- THE TASK -
Restate, in full and unchanged, the entries that follow, but not their pictures.
(Beginning of PROVIDED MATERIAL)
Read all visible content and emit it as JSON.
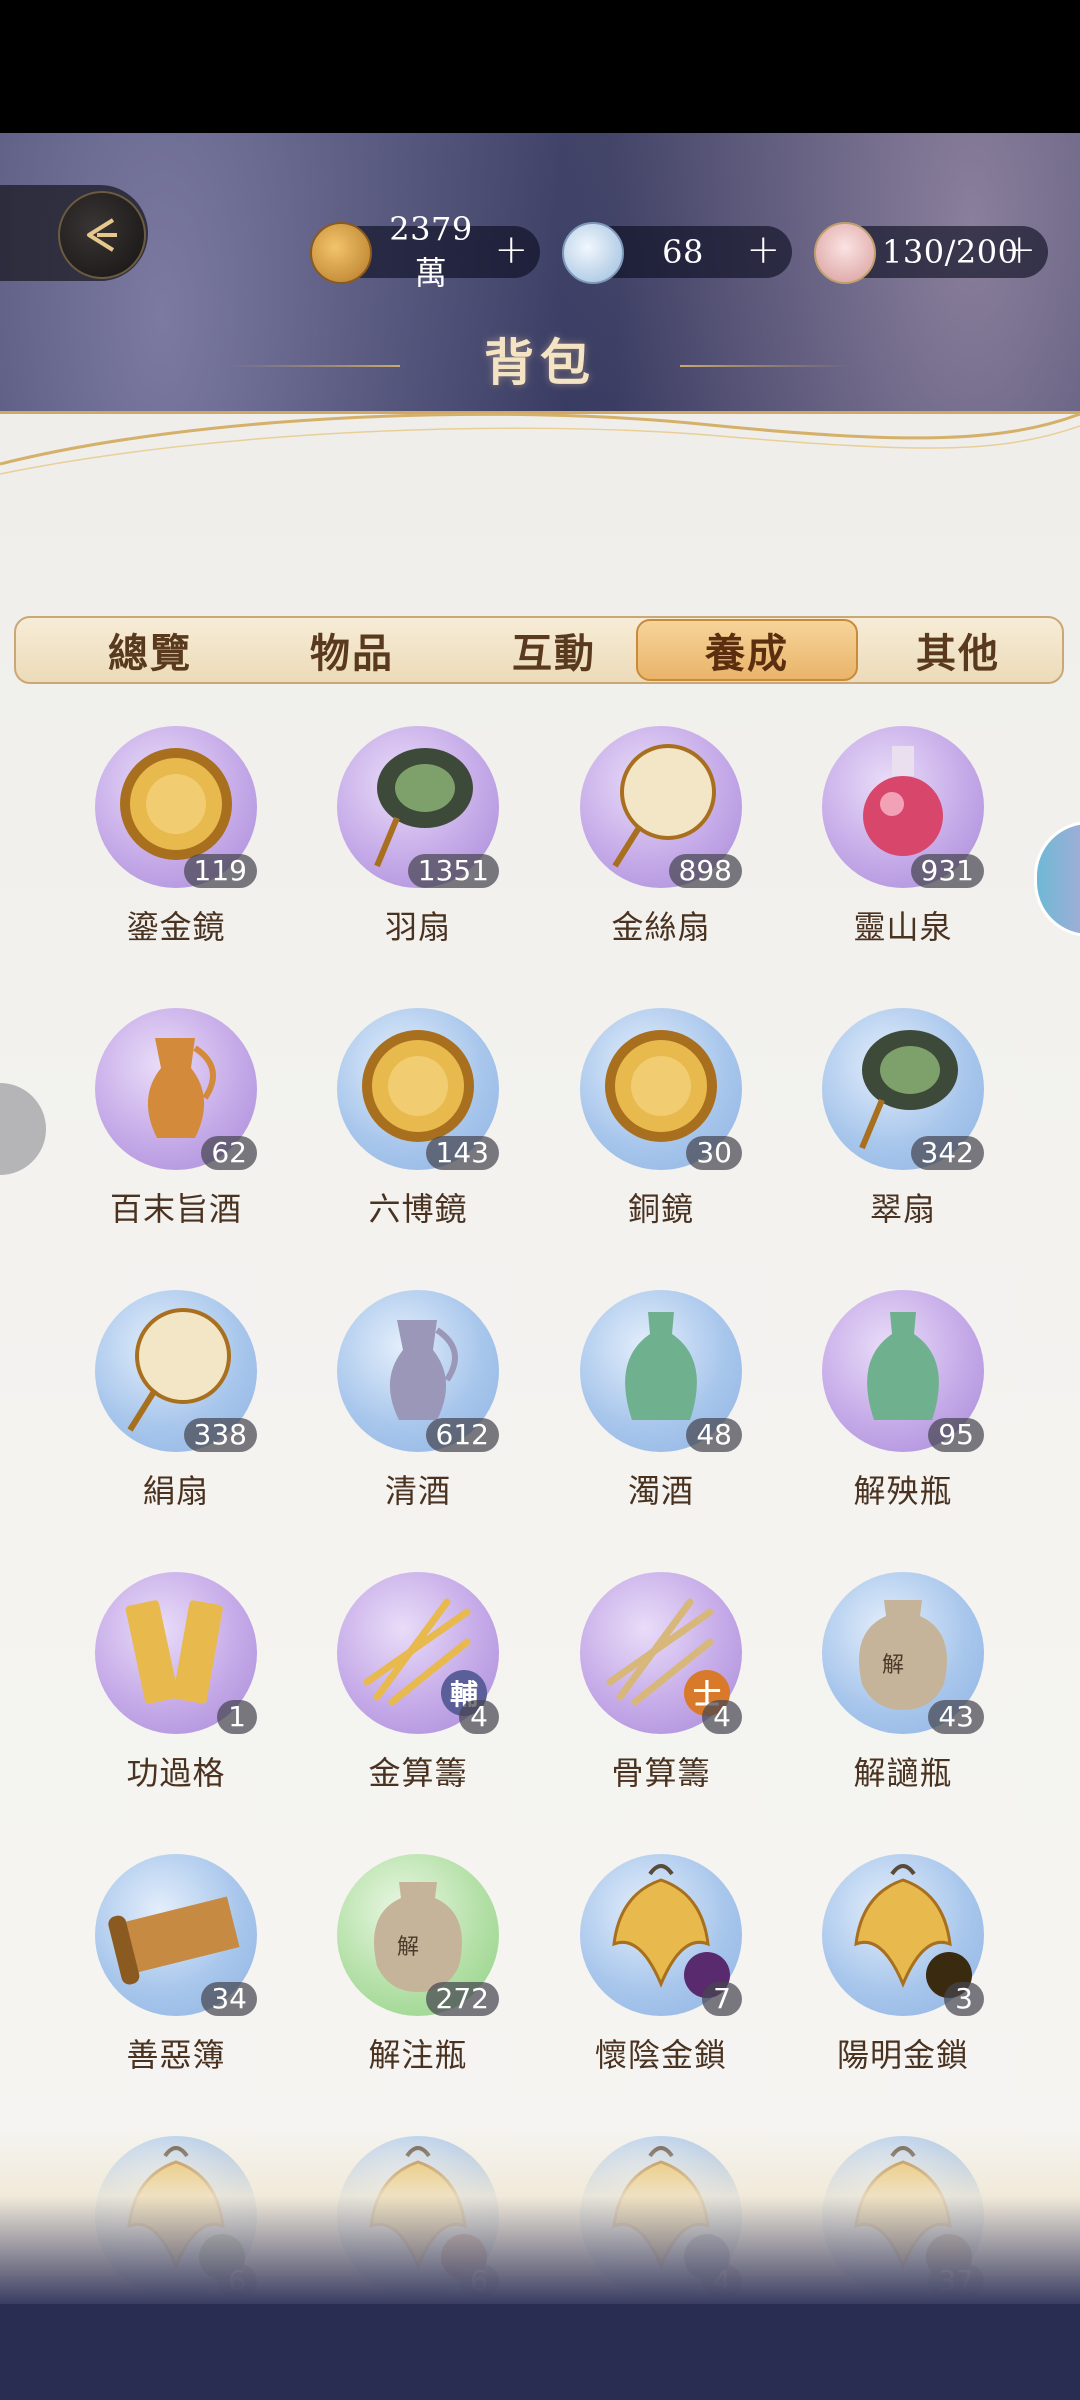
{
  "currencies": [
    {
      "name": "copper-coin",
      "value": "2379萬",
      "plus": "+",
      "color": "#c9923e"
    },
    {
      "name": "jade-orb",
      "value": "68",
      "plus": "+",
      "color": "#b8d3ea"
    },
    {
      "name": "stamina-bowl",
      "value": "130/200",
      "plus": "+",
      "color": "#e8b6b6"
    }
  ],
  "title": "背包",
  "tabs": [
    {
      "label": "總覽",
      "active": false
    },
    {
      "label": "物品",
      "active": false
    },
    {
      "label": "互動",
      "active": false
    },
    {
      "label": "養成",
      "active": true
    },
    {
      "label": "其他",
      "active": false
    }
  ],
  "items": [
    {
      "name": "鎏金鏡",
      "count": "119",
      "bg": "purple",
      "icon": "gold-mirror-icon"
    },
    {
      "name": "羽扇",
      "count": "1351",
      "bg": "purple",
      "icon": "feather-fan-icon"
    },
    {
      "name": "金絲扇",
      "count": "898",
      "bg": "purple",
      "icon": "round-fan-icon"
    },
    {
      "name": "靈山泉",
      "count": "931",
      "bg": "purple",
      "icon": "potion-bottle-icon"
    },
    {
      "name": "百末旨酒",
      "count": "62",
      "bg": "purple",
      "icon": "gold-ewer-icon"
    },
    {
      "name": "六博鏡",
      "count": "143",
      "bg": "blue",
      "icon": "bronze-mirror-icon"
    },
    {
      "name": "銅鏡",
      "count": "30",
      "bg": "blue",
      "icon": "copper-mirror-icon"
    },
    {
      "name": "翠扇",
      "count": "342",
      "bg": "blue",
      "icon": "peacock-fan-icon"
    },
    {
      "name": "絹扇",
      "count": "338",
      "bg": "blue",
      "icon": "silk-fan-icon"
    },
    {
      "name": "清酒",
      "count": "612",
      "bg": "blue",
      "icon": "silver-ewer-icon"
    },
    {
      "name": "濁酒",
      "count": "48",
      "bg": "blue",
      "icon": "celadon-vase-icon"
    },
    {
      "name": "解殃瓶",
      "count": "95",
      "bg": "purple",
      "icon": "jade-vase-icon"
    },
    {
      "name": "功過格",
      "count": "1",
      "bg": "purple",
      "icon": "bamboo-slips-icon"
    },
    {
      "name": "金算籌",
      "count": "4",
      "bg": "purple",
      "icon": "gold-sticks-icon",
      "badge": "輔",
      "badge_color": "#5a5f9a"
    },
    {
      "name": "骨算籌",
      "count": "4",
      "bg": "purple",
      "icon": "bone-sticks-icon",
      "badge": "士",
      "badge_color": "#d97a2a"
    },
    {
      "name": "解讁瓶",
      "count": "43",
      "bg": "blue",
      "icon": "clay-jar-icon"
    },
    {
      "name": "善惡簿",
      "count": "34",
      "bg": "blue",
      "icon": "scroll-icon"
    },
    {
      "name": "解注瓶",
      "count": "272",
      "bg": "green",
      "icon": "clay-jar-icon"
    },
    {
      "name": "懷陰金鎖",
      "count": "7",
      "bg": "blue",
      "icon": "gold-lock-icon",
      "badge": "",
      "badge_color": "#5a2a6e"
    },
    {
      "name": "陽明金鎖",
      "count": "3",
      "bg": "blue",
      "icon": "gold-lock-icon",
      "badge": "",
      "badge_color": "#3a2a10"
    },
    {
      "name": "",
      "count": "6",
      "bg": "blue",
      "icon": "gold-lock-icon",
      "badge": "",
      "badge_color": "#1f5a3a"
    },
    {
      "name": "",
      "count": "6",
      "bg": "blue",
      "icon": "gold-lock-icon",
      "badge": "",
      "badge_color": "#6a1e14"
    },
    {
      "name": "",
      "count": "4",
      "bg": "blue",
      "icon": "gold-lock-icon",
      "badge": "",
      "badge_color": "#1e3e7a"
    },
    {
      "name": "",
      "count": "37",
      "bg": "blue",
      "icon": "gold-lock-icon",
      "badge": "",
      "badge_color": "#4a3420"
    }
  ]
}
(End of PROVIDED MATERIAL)
- ANSWER FOR THE TASK -
Read all visible content and emit it as JSON.
{
  "currencies": [
    {
      "name": "copper-coin",
      "value": "2379萬",
      "plus": "+",
      "color": "#c9923e"
    },
    {
      "name": "jade-orb",
      "value": "68",
      "plus": "+",
      "color": "#b8d3ea"
    },
    {
      "name": "stamina-bowl",
      "value": "130/200",
      "plus": "+",
      "color": "#e8b6b6"
    }
  ],
  "title": "背包",
  "tabs": [
    {
      "label": "總覽",
      "active": false
    },
    {
      "label": "物品",
      "active": false
    },
    {
      "label": "互動",
      "active": false
    },
    {
      "label": "養成",
      "active": true
    },
    {
      "label": "其他",
      "active": false
    }
  ],
  "items": [
    {
      "name": "鎏金鏡",
      "count": "119",
      "bg": "purple",
      "icon": "gold-mirror-icon"
    },
    {
      "name": "羽扇",
      "count": "1351",
      "bg": "purple",
      "icon": "feather-fan-icon"
    },
    {
      "name": "金絲扇",
      "count": "898",
      "bg": "purple",
      "icon": "round-fan-icon"
    },
    {
      "name": "靈山泉",
      "count": "931",
      "bg": "purple",
      "icon": "potion-bottle-icon"
    },
    {
      "name": "百末旨酒",
      "count": "62",
      "bg": "purple",
      "icon": "gold-ewer-icon"
    },
    {
      "name": "六博鏡",
      "count": "143",
      "bg": "blue",
      "icon": "bronze-mirror-icon"
    },
    {
      "name": "銅鏡",
      "count": "30",
      "bg": "blue",
      "icon": "copper-mirror-icon"
    },
    {
      "name": "翠扇",
      "count": "342",
      "bg": "blue",
      "icon": "peacock-fan-icon"
    },
    {
      "name": "絹扇",
      "count": "338",
      "bg": "blue",
      "icon": "silk-fan-icon"
    },
    {
      "name": "清酒",
      "count": "612",
      "bg": "blue",
      "icon": "silver-ewer-icon"
    },
    {
      "name": "濁酒",
      "count": "48",
      "bg": "blue",
      "icon": "celadon-vase-icon"
    },
    {
      "name": "解殃瓶",
      "count": "95",
      "bg": "purple",
      "icon": "jade-vase-icon"
    },
    {
      "name": "功過格",
      "count": "1",
      "bg": "purple",
      "icon": "bamboo-slips-icon"
    },
    {
      "name": "金算籌",
      "count": "4",
      "bg": "purple",
      "icon": "gold-sticks-icon",
      "badge": "輔",
      "badge_color": "#5a5f9a"
    },
    {
      "name": "骨算籌",
      "count": "4",
      "bg": "purple",
      "icon": "bone-sticks-icon",
      "badge": "士",
      "badge_color": "#d97a2a"
    },
    {
      "name": "解讁瓶",
      "count": "43",
      "bg": "blue",
      "icon": "clay-jar-icon"
    },
    {
      "name": "善惡簿",
      "count": "34",
      "bg": "blue",
      "icon": "scroll-icon"
    },
    {
      "name": "解注瓶",
      "count": "272",
      "bg": "green",
      "icon": "clay-jar-icon"
    },
    {
      "name": "懷陰金鎖",
      "count": "7",
      "bg": "blue",
      "icon": "gold-lock-icon",
      "badge": "",
      "badge_color": "#5a2a6e"
    },
    {
      "name": "陽明金鎖",
      "count": "3",
      "bg": "blue",
      "icon": "gold-lock-icon",
      "badge": "",
      "badge_color": "#3a2a10"
    },
    {
      "name": "",
      "count": "6",
      "bg": "blue",
      "icon": "gold-lock-icon",
      "badge": "",
      "badge_color": "#1f5a3a"
    },
    {
      "name": "",
      "count": "6",
      "bg": "blue",
      "icon": "gold-lock-icon",
      "badge": "",
      "badge_color": "#6a1e14"
    },
    {
      "name": "",
      "count": "4",
      "bg": "blue",
      "icon": "gold-lock-icon",
      "badge": "",
      "badge_color": "#1e3e7a"
    },
    {
      "name": "",
      "count": "37",
      "bg": "blue",
      "icon": "gold-lock-icon",
      "badge": "",
      "badge_color": "#4a3420"
    }
  ]
}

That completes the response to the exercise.